At first glance, Amos’ prophecy against the nation of Israel appears no different than his prophecies against the nations that surround it. Stylistically and literarily, it appears the same. There is, however, a critical difference. Before proceeding to his prophecy against Israel, Amos prophesied against the sins of seven nations. Six of these nations he condemned for their sins on the battlefield. In the seventh, against the southern kingdom of Judah, Amos condemned its sins against God. The culmination of his prophecies against the nations is left for the northern kingdom of Israel, which he admonishes not for its sins on the battlefield, nor for its transgressions against God; instead, he confronts its societal ills, the way its citizens treat each other. (See S. Paul, Amos, Mikra L’Yisrael, p. 50)
Amos, the first of the so-called classical prophets, makes it plain to his audience that mistreatment of the poor and weak is not just wrong, it is a sin against God: “[Ah] you who trample the heads of the poor into the dust of the ground, and make the humble walk a twisted course. Father and son go to the same girl, and thereby profane My holy name.” (2:7 NJPS translation)

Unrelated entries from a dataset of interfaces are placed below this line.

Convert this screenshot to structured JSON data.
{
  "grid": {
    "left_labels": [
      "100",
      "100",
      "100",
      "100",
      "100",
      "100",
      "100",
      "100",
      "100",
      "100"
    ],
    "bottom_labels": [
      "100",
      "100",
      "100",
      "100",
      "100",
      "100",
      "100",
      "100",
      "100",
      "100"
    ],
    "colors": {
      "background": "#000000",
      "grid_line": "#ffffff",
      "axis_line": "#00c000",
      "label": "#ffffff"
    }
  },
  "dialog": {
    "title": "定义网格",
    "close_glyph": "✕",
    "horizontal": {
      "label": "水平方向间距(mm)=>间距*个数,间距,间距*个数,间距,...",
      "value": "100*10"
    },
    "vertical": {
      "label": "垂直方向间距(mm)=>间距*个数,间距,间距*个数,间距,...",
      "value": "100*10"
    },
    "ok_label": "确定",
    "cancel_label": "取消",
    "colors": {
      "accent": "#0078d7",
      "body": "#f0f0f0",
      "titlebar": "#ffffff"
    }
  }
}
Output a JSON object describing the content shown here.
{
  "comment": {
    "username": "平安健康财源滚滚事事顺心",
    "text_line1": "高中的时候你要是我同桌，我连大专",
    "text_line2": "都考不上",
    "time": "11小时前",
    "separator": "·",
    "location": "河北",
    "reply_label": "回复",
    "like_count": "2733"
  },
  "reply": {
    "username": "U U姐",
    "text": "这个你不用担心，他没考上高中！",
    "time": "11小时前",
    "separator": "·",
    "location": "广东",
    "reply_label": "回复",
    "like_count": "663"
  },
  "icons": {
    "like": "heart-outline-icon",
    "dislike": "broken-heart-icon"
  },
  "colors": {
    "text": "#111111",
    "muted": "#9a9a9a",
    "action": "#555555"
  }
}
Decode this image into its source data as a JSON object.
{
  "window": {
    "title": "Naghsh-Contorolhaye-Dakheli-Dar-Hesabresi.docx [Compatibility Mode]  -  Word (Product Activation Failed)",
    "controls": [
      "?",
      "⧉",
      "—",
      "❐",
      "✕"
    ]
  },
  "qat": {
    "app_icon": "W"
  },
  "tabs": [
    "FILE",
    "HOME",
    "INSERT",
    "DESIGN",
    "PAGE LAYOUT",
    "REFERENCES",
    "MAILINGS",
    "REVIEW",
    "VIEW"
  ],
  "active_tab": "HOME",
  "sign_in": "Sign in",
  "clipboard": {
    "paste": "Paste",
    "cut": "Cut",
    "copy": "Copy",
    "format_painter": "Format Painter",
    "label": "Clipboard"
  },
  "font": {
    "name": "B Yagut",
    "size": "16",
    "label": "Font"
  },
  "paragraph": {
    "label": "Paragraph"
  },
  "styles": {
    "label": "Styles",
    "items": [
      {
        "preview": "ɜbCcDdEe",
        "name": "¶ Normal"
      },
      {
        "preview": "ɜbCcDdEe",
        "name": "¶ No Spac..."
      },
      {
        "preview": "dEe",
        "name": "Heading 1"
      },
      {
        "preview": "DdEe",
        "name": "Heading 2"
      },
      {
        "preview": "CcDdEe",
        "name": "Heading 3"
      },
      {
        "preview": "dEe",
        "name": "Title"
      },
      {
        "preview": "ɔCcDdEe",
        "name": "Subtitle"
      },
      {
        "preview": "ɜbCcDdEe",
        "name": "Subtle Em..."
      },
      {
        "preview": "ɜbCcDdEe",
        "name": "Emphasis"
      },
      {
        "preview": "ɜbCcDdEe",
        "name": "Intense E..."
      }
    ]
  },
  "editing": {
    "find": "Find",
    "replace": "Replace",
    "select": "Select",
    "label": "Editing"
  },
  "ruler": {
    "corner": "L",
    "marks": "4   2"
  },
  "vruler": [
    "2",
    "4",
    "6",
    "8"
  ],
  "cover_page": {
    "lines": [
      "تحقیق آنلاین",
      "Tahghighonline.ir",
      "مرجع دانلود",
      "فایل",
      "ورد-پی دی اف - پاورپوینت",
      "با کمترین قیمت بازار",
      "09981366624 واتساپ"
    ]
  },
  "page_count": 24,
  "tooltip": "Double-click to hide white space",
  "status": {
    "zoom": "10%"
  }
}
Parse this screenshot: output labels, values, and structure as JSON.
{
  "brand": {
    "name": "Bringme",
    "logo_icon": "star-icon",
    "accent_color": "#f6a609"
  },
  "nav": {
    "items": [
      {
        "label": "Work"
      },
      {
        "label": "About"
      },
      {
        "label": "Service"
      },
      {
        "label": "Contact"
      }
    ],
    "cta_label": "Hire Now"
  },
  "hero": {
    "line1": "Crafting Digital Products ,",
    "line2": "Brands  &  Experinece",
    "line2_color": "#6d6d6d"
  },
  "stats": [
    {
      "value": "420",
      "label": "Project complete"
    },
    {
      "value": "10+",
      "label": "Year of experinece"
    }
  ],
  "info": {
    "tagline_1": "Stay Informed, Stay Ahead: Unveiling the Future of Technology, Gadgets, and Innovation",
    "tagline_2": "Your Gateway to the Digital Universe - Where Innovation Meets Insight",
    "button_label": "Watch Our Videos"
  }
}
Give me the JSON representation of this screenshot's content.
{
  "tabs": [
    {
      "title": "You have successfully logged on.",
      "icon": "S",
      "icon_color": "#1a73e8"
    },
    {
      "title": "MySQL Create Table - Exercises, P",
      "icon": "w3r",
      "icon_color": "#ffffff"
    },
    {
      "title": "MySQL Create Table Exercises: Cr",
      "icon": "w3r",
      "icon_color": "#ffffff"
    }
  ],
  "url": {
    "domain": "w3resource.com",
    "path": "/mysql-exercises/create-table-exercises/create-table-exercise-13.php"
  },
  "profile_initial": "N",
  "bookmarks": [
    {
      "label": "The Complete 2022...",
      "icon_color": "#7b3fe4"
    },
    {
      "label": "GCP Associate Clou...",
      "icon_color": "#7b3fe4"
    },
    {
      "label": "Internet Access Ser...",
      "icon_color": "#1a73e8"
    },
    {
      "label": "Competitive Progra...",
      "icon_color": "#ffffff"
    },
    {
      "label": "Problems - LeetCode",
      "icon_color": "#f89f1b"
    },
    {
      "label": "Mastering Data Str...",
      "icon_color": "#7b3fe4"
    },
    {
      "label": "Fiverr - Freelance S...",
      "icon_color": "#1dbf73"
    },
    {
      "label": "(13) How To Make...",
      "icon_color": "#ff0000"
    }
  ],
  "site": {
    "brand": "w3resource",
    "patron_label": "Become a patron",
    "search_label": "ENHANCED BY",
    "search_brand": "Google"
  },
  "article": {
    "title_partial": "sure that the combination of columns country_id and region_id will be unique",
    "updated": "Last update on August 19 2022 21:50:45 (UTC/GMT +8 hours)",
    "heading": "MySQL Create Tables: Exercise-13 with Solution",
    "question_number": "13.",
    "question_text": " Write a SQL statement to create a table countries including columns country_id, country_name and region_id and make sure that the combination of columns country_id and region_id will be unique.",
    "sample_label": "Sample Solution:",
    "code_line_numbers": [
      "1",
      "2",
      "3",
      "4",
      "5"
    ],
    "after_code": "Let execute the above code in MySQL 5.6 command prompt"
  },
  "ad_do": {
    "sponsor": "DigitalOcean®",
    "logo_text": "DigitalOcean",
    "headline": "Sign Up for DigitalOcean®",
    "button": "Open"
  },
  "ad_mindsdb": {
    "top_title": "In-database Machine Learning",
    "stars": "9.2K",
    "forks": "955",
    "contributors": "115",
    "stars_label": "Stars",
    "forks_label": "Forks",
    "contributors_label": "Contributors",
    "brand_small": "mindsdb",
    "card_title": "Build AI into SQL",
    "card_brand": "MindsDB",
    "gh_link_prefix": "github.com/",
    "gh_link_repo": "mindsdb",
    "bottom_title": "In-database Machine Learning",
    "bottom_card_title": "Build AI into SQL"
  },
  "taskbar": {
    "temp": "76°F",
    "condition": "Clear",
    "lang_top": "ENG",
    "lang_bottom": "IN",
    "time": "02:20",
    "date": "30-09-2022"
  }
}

The commentators of every generation had no trouble adding flesh to Amos’ description, no doubt from their own experience since the sins mentioned by Amos are forever contemporary. Rashi interprets this verse differently from the translation given above: “[People] while they are walking on the dust of the way, all of their ambitions and thoughts are on the poor and how they can steal from them and make the property of the poor their own. The poor [are forced to] veer from their paths and take a crooked route out of fear.” Rabbi David Kimche (12th century Provence) cites this verse as a condemnation of judicial abuse: “The judges aim, look and intend that the dust of the earth will be on the heads of the poor, for they appoint police over them. If the poor do not abide by their words, the police take them to the gates of the city, knock them over and trample them so that there will be dust on their heads.” Rabbi Yitchak Abrabanel (15th century Spain), the sage and statesman, in one of his interpretations gives this verse a different twist and sees it as a condemnation of political hypocrisy: “They [politicians] bow their heads low always looking at the dust of the earth out of [false] humility in order to attract the poor, but after they are appointed to office, they cast off their humility in all of their hypocrisy.
Professor Shalom Paul, in his interpretation of the last part of this verse captures something true of the rest of the critique as well. He notes that Amos’ criticism of the sexual mores of his generation was not because what they did was “legally wrong”; rather, it was because their acts were morally reprehensible: “It wasn’t that these activities were performed with the intention of being reprehensible to God or to profane His name. Instead, it was through the performance of these acts that God’s name was profaned.” (Paul, p. 50)
In other words, the wanton and brazen abuse of authority to undermine the dignity of other human beings is the most definitive way to offend and disgrace God. For Amos, such behavior was the primary cause for the downfall of the northern kingdom of Israel. His message should serve as a profound warning for us as well.